▶ Task instructions
Return all the data verbatim but without images.

▶ Data for this task

——

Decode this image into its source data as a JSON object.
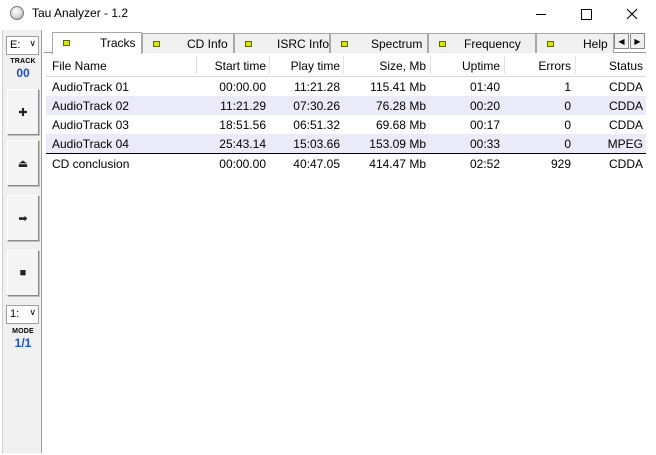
{
  "window": {
    "title": "Tau Analyzer - 1.2"
  },
  "toolbar": {
    "drive_value": "E:",
    "track_label": "TRACK",
    "track_value": "00",
    "buttons": [
      {
        "name": "add-icon",
        "glyph": "✚"
      },
      {
        "name": "eject-icon",
        "glyph": "⏏"
      },
      {
        "name": "play-icon",
        "glyph": "➡"
      },
      {
        "name": "stop-icon",
        "glyph": "■"
      }
    ],
    "mode_select_value": "1:",
    "mode_label": "MODE",
    "mode_value": "1/1"
  },
  "tabs": [
    "Tracks",
    "CD Info",
    "ISRC Info",
    "Spectrum",
    "Frequency",
    "Help"
  ],
  "active_tab": "Tracks",
  "table": {
    "columns": [
      "File Name",
      "Start time",
      "Play time",
      "Size, Mb",
      "Uptime",
      "Errors",
      "Status"
    ],
    "rows": [
      [
        "AudioTrack 01",
        "00:00.00",
        "11:21.28",
        "115.41 Mb",
        "01:40",
        "1",
        "CDDA"
      ],
      [
        "AudioTrack 02",
        "11:21.29",
        "07:30.26",
        "76.28 Mb",
        "00:20",
        "0",
        "CDDA"
      ],
      [
        "AudioTrack 03",
        "18:51.56",
        "06:51.32",
        "69.68 Mb",
        "00:17",
        "0",
        "CDDA"
      ],
      [
        "AudioTrack 04",
        "25:43.14",
        "15:03.66",
        "153.09 Mb",
        "00:33",
        "0",
        "MPEG"
      ]
    ],
    "summary": [
      "CD conclusion",
      "00:00.00",
      "40:47.05",
      "414.47 Mb",
      "02:52",
      "929",
      "CDDA"
    ]
  },
  "colors": {
    "row_alt": "#eaeaf8",
    "tab_flag": "#d8e800",
    "mini_value": "#1d4fd0"
  }
}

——

▶ Exercise answer
Decode this image into its source data as a JSON object.
{
  "window": {
    "title": "Tau Analyzer - 1.2"
  },
  "toolbar": {
    "drive_value": "E:",
    "track_label": "TRACK",
    "track_value": "00",
    "buttons": [
      {
        "name": "add-icon",
        "glyph": "✚"
      },
      {
        "name": "eject-icon",
        "glyph": "⏏"
      },
      {
        "name": "play-icon",
        "glyph": "➡"
      },
      {
        "name": "stop-icon",
        "glyph": "■"
      }
    ],
    "mode_select_value": "1:",
    "mode_label": "MODE",
    "mode_value": "1/1"
  },
  "tabs": [
    "Tracks",
    "CD Info",
    "ISRC Info",
    "Spectrum",
    "Frequency",
    "Help"
  ],
  "active_tab": "Tracks",
  "table": {
    "columns": [
      "File Name",
      "Start time",
      "Play time",
      "Size, Mb",
      "Uptime",
      "Errors",
      "Status"
    ],
    "rows": [
      [
        "AudioTrack 01",
        "00:00.00",
        "11:21.28",
        "115.41 Mb",
        "01:40",
        "1",
        "CDDA"
      ],
      [
        "AudioTrack 02",
        "11:21.29",
        "07:30.26",
        "76.28 Mb",
        "00:20",
        "0",
        "CDDA"
      ],
      [
        "AudioTrack 03",
        "18:51.56",
        "06:51.32",
        "69.68 Mb",
        "00:17",
        "0",
        "CDDA"
      ],
      [
        "AudioTrack 04",
        "25:43.14",
        "15:03.66",
        "153.09 Mb",
        "00:33",
        "0",
        "MPEG"
      ]
    ],
    "summary": [
      "CD conclusion",
      "00:00.00",
      "40:47.05",
      "414.47 Mb",
      "02:52",
      "929",
      "CDDA"
    ]
  },
  "colors": {
    "row_alt": "#eaeaf8",
    "tab_flag": "#d8e800",
    "mini_value": "#1d4fd0"
  }
}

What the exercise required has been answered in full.